# Integration of exp(-x^2)/x

I'm supposed to integrate the following numerically:
$$\int e^{-x^{2}}/x$$
,with limits from $$\sqrt{\pi}$$ to $$\infty$$

I'm supposed to use Simpson's Rule, so I'm trying to redefine the integral to have a finite range. I've tried all kinds of substitutions, and integration by parts. I've also tried squaring the integral and converting to polar coordinates, because it looks so similar to the Gaussian integral. No dice.
Any suggestions?

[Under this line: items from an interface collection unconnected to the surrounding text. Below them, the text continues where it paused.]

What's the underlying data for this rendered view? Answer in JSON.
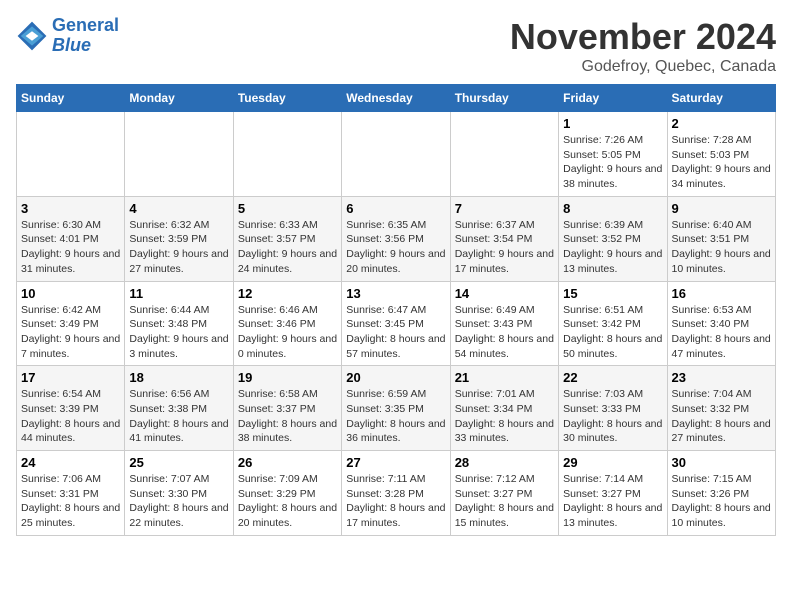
{
  "logo": {
    "line1": "General",
    "line2": "Blue"
  },
  "title": "November 2024",
  "location": "Godefroy, Quebec, Canada",
  "days_header": [
    "Sunday",
    "Monday",
    "Tuesday",
    "Wednesday",
    "Thursday",
    "Friday",
    "Saturday"
  ],
  "weeks": [
    [
      {
        "day": "",
        "info": ""
      },
      {
        "day": "",
        "info": ""
      },
      {
        "day": "",
        "info": ""
      },
      {
        "day": "",
        "info": ""
      },
      {
        "day": "",
        "info": ""
      },
      {
        "day": "1",
        "info": "Sunrise: 7:26 AM\nSunset: 5:05 PM\nDaylight: 9 hours and 38 minutes."
      },
      {
        "day": "2",
        "info": "Sunrise: 7:28 AM\nSunset: 5:03 PM\nDaylight: 9 hours and 34 minutes."
      }
    ],
    [
      {
        "day": "3",
        "info": "Sunrise: 6:30 AM\nSunset: 4:01 PM\nDaylight: 9 hours and 31 minutes."
      },
      {
        "day": "4",
        "info": "Sunrise: 6:32 AM\nSunset: 3:59 PM\nDaylight: 9 hours and 27 minutes."
      },
      {
        "day": "5",
        "info": "Sunrise: 6:33 AM\nSunset: 3:57 PM\nDaylight: 9 hours and 24 minutes."
      },
      {
        "day": "6",
        "info": "Sunrise: 6:35 AM\nSunset: 3:56 PM\nDaylight: 9 hours and 20 minutes."
      },
      {
        "day": "7",
        "info": "Sunrise: 6:37 AM\nSunset: 3:54 PM\nDaylight: 9 hours and 17 minutes."
      },
      {
        "day": "8",
        "info": "Sunrise: 6:39 AM\nSunset: 3:52 PM\nDaylight: 9 hours and 13 minutes."
      },
      {
        "day": "9",
        "info": "Sunrise: 6:40 AM\nSunset: 3:51 PM\nDaylight: 9 hours and 10 minutes."
      }
    ],
    [
      {
        "day": "10",
        "info": "Sunrise: 6:42 AM\nSunset: 3:49 PM\nDaylight: 9 hours and 7 minutes."
      },
      {
        "day": "11",
        "info": "Sunrise: 6:44 AM\nSunset: 3:48 PM\nDaylight: 9 hours and 3 minutes."
      },
      {
        "day": "12",
        "info": "Sunrise: 6:46 AM\nSunset: 3:46 PM\nDaylight: 9 hours and 0 minutes."
      },
      {
        "day": "13",
        "info": "Sunrise: 6:47 AM\nSunset: 3:45 PM\nDaylight: 8 hours and 57 minutes."
      },
      {
        "day": "14",
        "info": "Sunrise: 6:49 AM\nSunset: 3:43 PM\nDaylight: 8 hours and 54 minutes."
      },
      {
        "day": "15",
        "info": "Sunrise: 6:51 AM\nSunset: 3:42 PM\nDaylight: 8 hours and 50 minutes."
      },
      {
        "day": "16",
        "info": "Sunrise: 6:53 AM\nSunset: 3:40 PM\nDaylight: 8 hours and 47 minutes."
      }
    ],
    [
      {
        "day": "17",
        "info": "Sunrise: 6:54 AM\nSunset: 3:39 PM\nDaylight: 8 hours and 44 minutes."
      },
      {
        "day": "18",
        "info": "Sunrise: 6:56 AM\nSunset: 3:38 PM\nDaylight: 8 hours and 41 minutes."
      },
      {
        "day": "19",
        "info": "Sunrise: 6:58 AM\nSunset: 3:37 PM\nDaylight: 8 hours and 38 minutes."
      },
      {
        "day": "20",
        "info": "Sunrise: 6:59 AM\nSunset: 3:35 PM\nDaylight: 8 hours and 36 minutes."
      },
      {
        "day": "21",
        "info": "Sunrise: 7:01 AM\nSunset: 3:34 PM\nDaylight: 8 hours and 33 minutes."
      },
      {
        "day": "22",
        "info": "Sunrise: 7:03 AM\nSunset: 3:33 PM\nDaylight: 8 hours and 30 minutes."
      },
      {
        "day": "23",
        "info": "Sunrise: 7:04 AM\nSunset: 3:32 PM\nDaylight: 8 hours and 27 minutes."
      }
    ],
    [
      {
        "day": "24",
        "info": "Sunrise: 7:06 AM\nSunset: 3:31 PM\nDaylight: 8 hours and 25 minutes."
      },
      {
        "day": "25",
        "info": "Sunrise: 7:07 AM\nSunset: 3:30 PM\nDaylight: 8 hours and 22 minutes."
      },
      {
        "day": "26",
        "info": "Sunrise: 7:09 AM\nSunset: 3:29 PM\nDaylight: 8 hours and 20 minutes."
      },
      {
        "day": "27",
        "info": "Sunrise: 7:11 AM\nSunset: 3:28 PM\nDaylight: 8 hours and 17 minutes."
      },
      {
        "day": "28",
        "info": "Sunrise: 7:12 AM\nSunset: 3:27 PM\nDaylight: 8 hours and 15 minutes."
      },
      {
        "day": "29",
        "info": "Sunrise: 7:14 AM\nSunset: 3:27 PM\nDaylight: 8 hours and 13 minutes."
      },
      {
        "day": "30",
        "info": "Sunrise: 7:15 AM\nSunset: 3:26 PM\nDaylight: 8 hours and 10 minutes."
      }
    ]
  ]
}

Related Calculus and Beyond Homework Help News on Phys.org
lanedance
Homework Helper
deleted my first post as i missed the point & was way off...

do you need an analytic result as well?

if you want to just want to transform to get finite limits to use simpsons rule, probably means turning the infinite limit into a limit towards zero, eg. how about sometrhing u ~1/x^2

Using something like u=1/x^2 would give a finite range of integration, but it would leave the function undefined at 0:

u=1/x^2 --> x=u^-.5 --> dx=-0.5*u^1.5 du

that would give us the integral of 0.5*e^(-1/u) / u ,from 0 to 1/pi.
I thought that i couldn't use this because the function is undefined at 0. a quick check shows that as u-->0, 0.5*e^(-1/u) / u also goes to zero. This leaves no problems for it to be evaluated by Simpson's Rule, as long as f(u=0) is defined to be zero in my script. Now that I have a fresh look at it, I don't know why I didn't see it before. Thank You.